that prehistoric fish was all juiced about getting out of the water
and flopping around on land? Probably terrified the little guy. But
you’re more evolved than a prehistoric fish, aren’t you?
Growing up, I always wanted to go last, especially in gym class. By
studying my fellow students diving, jumping rope or (God forbid)
square dancing, I figured I could learn from their mistakes. Turns
out, you learn best by making your own mistakes.
“The longer you wait, the more the jump rope
becomes a big steel cable.”
– Susan Messing
Our brains have the amazing capacity to turn any mole hill into Mount
Everest. As we sit and stare and ponder, the world goes by and we
accomplish nothing. It’s like waiting for that perfect moment to kiss
a girl. You won’t know it’s the perfect moment until she’s kissing
In the improv world, we sometimes fall into the trap of being polite.
We want to create scenes together, so we stare at each other and wait
for the other person to make a move. Empires rise and fall in the
time it takes an improviser to initiate. Your improv heroes just
start anywhere. It’s the reaction to that first line that usually
sets the tone of the scene. But your scene can’t start until somebody
Fear stops many voyages before they begin. Halfway across the
Atlantic, Columbus was probably conjuring every worst-case scenario
imaginable. But he had a crew behind him. So do you. You have
family and friends. You have teammates. Most importantly, you have
yourself. What’s the last time you made a fatal error? You’re still
breathing. Trust that your brain and body will work to continue that.
Thomas Edison tested more than 6,000 different filaments before he
found the right material to make a light bulb. Would you be willing
to do something 6,000 times before you got it “right”?
Take a running leap.
Kiss the girl.
Pull the trigger.
And if it doesn’t work out, dust yourself off and go again. Battle
scars are cool! And you only fail when you don’t try.
– Ben Bowman
Ben Bowman is an award-winning filmmaker, director and improviser
living in Chicago. He’s the author of the Boiling Point Improv Blog.
He wants to be Han Solo when he grows up. You can follow him on Twitter @BowmanInc.
“No great thing is created suddenly”
“Don’t bring a cathedral into a scene. Bring a brick; let’s build together”
– Del Close
I bristle at the characterization of improvisation as getting on stage and “just making shit up.” But, understandably, I’m often asked how we “rehearse” for improvisation.
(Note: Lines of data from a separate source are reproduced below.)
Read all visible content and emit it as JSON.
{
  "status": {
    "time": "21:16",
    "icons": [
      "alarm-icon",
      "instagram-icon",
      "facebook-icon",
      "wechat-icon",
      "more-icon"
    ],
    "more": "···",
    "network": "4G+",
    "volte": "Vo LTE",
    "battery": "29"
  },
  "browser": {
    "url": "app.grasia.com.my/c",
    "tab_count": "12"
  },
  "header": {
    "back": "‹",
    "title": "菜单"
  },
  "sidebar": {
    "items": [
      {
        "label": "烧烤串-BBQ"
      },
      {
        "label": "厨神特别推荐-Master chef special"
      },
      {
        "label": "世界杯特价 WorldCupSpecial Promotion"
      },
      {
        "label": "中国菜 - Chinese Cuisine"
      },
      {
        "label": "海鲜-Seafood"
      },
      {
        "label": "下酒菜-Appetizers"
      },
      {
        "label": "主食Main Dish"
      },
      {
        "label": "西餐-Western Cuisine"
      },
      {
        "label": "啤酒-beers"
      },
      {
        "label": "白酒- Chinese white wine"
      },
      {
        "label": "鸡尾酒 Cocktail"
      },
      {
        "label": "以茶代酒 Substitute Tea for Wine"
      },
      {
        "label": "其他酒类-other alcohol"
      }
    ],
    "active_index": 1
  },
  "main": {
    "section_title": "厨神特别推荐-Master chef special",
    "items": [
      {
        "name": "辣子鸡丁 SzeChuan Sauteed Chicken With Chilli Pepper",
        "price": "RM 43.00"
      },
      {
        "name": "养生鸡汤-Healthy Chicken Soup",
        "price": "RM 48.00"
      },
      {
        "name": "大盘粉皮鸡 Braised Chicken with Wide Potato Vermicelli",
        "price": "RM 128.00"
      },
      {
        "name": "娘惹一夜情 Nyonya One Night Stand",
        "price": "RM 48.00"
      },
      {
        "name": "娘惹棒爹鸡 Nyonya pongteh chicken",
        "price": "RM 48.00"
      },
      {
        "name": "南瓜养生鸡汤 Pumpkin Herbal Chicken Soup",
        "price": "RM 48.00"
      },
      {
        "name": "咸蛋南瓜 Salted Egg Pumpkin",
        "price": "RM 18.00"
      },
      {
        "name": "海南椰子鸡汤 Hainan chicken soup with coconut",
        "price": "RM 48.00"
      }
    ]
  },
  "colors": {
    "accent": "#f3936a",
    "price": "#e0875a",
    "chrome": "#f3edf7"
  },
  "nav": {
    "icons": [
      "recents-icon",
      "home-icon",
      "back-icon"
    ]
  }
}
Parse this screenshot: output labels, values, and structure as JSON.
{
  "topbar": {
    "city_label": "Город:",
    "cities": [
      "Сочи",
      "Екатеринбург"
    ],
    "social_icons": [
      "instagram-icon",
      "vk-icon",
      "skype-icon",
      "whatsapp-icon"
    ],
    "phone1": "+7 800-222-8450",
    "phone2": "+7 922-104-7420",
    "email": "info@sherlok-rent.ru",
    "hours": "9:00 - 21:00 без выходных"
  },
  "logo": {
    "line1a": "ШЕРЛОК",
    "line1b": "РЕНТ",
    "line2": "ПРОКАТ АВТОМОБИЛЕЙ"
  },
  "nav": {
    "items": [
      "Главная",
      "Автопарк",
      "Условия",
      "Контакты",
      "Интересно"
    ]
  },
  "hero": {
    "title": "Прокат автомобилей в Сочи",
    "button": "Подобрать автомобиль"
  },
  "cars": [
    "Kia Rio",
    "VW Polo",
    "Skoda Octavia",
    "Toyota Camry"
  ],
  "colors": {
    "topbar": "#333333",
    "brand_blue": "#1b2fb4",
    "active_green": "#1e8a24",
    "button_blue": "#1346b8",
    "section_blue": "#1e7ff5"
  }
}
It’s simple – we connect with each other and then make ourselves open to the whole wide world. Conduits.
Below are some photos from a recent rehearsal with a live band. It was a lot of fun.